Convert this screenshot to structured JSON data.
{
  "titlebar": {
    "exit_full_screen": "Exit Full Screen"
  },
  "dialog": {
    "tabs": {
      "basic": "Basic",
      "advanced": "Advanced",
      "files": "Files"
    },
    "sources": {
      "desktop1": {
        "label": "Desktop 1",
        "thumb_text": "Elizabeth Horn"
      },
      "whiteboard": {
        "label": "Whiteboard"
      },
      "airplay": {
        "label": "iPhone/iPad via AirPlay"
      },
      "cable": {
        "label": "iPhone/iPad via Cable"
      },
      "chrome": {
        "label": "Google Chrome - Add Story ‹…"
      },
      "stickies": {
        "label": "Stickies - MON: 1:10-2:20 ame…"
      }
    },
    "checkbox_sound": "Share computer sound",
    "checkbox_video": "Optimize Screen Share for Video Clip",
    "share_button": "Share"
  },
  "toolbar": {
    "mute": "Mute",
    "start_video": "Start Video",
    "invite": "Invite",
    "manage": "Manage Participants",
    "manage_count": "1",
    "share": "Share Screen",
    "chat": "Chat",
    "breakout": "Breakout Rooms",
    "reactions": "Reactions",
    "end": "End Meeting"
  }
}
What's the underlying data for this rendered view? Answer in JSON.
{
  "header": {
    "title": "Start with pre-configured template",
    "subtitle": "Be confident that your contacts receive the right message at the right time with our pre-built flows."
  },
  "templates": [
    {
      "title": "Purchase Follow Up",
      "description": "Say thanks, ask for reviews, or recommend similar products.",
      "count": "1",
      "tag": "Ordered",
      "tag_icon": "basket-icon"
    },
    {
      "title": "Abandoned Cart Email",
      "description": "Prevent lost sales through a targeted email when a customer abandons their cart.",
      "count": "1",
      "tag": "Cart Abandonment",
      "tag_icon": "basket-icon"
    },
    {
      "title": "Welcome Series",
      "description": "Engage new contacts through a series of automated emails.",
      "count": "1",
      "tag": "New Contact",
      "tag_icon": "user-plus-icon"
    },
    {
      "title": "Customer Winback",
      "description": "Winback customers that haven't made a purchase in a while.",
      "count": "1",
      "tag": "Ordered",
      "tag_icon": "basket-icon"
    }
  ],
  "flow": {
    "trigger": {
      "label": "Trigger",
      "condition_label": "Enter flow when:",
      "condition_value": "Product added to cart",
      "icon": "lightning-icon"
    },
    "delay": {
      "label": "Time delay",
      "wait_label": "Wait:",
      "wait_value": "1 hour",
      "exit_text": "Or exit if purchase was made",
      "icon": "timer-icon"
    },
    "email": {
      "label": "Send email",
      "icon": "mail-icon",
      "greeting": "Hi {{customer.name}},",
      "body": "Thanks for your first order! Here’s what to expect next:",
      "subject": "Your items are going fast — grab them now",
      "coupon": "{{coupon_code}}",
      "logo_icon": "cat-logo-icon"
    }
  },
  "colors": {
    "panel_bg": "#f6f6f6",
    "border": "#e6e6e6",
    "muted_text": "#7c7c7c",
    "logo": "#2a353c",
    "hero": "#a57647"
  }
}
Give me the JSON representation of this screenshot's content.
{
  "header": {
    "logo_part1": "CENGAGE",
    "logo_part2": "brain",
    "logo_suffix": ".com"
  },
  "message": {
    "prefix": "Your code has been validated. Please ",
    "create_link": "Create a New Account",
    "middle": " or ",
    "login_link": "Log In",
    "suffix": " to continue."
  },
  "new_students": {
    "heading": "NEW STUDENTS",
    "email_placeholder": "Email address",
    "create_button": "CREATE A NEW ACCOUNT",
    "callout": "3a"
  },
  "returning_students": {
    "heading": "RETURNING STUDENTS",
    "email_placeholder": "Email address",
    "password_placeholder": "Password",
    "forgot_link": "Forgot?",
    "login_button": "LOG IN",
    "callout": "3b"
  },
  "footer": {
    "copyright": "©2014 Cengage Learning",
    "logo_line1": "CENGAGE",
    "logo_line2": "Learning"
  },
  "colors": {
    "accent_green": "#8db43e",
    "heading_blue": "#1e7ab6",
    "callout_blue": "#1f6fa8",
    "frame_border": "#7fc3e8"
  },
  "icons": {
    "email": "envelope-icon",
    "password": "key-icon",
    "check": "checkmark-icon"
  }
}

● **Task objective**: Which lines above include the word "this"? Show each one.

● **The answer**:
Convert this screenshot to structured JSON data.
What's the underlying data for this rendered view? Answer in JSON.
Give me the JSON representation of this screenshot's content.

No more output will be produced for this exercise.